Numeracy and the Paris Attacks
By David Henderson
One of my pleasures in teaching is learning that students have taken things they’ve learned and passing them on to their colleagues, friends, and families. That happened recently in my distance learning class. A few weeks ago, in a 40-minute section I teach on numeracy, I covered John Mueller’s article in Regulation titled “A False Sense of Insecurity.” I gave some of the highlights of Mueller’s article in a post last month titled “Krugman, Mueller, and McCain on Terrorism.”
Last Tuesday, a student in my class who is in D.C., Ali Nikravesh [he gave me permission to use his name], reported that after the Paris murders, he received an email message prohibiting unofficial travel of DoD personnel to France. He read it and thought it reflected a lack of numeracy and so he emailed a link to the Mueller article to his colleagues and texted the PDF to friends and family. The reaction he got from colleagues and from many family and friends was “I didn’t know that, I never thought of it that way, and that helps.”
I mention their reaction because a common complaint that many commenters have posted on my posts is that “people don’t think that way, people can’t think that way, people are innumerate and will retreat to their prejudices, so don’t bother.” This is evidence that it’s worth bothering.

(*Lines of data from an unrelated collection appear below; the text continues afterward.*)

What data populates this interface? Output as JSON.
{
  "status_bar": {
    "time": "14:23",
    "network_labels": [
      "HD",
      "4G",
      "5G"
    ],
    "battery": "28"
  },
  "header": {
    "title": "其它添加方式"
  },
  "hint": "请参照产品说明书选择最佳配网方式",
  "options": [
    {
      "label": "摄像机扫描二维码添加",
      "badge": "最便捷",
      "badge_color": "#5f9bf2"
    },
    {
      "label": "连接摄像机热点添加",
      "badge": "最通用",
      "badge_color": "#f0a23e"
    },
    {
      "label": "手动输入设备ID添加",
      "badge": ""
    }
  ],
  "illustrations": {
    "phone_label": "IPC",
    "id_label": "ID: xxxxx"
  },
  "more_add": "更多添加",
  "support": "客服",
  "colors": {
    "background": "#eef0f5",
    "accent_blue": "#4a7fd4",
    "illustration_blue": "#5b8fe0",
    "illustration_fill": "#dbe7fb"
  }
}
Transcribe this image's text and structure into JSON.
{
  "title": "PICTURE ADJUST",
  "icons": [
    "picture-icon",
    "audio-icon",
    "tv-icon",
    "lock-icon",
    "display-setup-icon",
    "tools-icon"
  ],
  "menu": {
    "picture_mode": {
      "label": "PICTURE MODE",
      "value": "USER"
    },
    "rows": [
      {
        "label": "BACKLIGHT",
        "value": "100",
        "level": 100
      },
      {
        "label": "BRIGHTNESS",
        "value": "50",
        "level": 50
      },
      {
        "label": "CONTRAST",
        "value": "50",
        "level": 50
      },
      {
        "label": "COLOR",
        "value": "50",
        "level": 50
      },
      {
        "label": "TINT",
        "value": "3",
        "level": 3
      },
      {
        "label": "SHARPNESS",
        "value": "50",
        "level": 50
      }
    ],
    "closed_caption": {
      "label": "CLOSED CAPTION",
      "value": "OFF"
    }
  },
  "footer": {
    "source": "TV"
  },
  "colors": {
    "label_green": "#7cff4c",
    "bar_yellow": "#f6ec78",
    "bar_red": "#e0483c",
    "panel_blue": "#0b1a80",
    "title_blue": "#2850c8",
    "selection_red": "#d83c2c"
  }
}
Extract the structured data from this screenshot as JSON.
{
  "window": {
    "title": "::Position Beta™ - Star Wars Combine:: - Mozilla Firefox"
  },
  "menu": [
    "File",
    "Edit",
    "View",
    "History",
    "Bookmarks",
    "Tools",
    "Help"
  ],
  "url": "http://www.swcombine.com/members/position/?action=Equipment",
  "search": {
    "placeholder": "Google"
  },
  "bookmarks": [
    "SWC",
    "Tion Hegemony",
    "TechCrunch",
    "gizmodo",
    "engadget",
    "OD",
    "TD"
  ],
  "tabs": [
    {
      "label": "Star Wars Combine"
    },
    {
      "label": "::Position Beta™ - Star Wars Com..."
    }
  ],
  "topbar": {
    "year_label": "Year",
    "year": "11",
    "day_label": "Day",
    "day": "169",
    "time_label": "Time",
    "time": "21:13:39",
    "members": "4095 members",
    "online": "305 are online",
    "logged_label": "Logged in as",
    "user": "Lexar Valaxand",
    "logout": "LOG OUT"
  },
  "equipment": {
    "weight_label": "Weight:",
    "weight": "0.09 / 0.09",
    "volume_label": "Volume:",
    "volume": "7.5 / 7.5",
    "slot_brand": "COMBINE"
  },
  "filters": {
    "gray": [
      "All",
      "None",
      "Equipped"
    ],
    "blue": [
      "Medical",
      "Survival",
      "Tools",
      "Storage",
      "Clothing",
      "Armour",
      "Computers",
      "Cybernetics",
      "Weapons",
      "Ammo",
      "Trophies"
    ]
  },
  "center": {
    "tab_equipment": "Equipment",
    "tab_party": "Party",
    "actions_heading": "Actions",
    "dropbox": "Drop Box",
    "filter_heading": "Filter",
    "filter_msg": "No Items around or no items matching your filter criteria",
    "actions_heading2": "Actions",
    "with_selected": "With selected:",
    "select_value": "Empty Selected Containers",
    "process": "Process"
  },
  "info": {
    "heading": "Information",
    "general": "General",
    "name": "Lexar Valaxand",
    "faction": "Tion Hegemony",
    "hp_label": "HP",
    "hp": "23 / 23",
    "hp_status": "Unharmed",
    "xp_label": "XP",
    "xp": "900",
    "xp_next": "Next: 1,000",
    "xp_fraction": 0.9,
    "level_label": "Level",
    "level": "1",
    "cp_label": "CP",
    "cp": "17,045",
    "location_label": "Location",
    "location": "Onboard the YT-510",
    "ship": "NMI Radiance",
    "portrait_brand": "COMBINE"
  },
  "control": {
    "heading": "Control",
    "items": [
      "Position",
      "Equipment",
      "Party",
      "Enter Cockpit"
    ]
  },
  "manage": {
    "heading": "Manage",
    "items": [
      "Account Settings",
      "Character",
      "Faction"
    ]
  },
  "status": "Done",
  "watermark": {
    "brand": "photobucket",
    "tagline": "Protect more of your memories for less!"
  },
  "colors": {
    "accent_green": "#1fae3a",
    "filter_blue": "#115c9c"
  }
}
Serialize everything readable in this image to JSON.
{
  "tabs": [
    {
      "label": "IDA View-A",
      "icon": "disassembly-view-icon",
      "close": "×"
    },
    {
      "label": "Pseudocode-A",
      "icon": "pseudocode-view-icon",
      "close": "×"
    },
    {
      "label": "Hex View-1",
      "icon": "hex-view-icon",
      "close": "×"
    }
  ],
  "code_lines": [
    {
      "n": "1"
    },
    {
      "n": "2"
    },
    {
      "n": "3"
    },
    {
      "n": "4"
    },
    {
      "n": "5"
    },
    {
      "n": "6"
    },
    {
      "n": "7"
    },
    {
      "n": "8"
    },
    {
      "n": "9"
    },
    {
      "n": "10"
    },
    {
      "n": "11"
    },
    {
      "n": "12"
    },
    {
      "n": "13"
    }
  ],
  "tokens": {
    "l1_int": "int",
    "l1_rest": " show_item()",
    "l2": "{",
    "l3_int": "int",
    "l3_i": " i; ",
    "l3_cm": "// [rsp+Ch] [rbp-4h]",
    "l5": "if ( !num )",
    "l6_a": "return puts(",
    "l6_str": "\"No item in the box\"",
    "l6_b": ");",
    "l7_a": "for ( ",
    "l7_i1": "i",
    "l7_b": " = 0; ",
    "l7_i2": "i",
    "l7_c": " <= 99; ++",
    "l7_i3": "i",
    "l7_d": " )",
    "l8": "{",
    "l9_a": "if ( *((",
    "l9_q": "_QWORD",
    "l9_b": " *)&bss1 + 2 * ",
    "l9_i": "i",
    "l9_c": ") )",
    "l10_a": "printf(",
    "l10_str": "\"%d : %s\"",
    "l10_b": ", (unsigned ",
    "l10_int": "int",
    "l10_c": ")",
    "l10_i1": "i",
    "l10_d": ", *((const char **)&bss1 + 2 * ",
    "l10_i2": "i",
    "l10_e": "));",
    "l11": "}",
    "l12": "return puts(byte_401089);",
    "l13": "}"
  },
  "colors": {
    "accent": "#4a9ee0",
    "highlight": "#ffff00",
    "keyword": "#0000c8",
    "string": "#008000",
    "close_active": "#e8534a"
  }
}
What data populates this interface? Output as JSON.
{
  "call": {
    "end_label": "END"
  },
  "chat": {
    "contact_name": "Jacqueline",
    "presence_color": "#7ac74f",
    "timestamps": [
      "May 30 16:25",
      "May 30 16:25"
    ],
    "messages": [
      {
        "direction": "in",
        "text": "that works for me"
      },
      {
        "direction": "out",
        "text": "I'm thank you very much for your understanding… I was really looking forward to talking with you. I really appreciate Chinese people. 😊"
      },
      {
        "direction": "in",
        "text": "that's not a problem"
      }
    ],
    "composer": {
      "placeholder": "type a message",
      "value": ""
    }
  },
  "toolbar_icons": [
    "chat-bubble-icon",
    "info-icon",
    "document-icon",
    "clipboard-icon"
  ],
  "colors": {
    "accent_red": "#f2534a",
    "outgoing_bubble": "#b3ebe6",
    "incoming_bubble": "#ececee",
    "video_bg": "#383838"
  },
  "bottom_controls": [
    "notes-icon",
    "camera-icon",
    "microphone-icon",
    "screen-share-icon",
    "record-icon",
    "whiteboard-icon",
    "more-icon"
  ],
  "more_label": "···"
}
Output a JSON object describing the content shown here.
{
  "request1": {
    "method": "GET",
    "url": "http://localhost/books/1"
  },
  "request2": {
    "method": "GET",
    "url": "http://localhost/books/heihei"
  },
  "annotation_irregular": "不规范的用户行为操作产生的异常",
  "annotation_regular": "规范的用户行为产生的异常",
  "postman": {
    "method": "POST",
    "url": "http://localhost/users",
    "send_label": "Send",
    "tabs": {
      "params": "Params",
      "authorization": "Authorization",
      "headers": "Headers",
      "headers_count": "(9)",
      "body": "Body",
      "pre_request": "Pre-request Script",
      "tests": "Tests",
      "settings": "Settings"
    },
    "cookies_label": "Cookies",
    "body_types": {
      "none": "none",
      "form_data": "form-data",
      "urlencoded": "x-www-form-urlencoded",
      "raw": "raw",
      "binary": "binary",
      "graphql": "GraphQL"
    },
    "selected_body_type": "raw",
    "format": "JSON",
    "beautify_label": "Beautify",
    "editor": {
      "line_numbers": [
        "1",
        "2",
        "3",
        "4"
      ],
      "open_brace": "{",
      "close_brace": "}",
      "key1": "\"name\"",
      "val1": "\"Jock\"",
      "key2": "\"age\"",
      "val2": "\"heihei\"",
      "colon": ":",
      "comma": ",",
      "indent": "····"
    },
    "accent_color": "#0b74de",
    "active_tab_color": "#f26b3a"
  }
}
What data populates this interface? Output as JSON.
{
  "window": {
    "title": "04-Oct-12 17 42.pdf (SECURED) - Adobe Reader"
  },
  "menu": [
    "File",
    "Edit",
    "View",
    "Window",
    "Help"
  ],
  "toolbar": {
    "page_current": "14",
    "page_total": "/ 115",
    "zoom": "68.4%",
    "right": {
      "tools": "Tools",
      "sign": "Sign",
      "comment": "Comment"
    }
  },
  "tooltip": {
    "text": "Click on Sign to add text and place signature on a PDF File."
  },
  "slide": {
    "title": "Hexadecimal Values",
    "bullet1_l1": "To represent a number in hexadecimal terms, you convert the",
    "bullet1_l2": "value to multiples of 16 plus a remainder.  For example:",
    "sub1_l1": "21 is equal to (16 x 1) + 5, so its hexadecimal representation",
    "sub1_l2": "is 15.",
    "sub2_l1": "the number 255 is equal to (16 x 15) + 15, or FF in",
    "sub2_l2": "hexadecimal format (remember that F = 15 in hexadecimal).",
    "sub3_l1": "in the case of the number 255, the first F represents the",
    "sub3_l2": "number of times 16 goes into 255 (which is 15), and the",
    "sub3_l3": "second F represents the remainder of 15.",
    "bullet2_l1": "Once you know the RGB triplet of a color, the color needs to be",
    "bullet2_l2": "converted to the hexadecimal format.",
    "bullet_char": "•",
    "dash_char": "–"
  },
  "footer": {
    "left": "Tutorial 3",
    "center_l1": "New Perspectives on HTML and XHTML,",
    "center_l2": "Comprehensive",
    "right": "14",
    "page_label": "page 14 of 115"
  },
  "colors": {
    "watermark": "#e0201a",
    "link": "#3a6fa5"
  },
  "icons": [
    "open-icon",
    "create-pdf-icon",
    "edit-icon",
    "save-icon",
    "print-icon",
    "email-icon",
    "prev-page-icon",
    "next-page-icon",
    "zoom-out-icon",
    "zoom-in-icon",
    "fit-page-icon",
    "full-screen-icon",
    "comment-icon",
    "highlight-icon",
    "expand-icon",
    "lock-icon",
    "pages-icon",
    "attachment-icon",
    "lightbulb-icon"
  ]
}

Update: I corrected the middle paragraph above after hearing from Ali. He told me that he does not have social media accounts.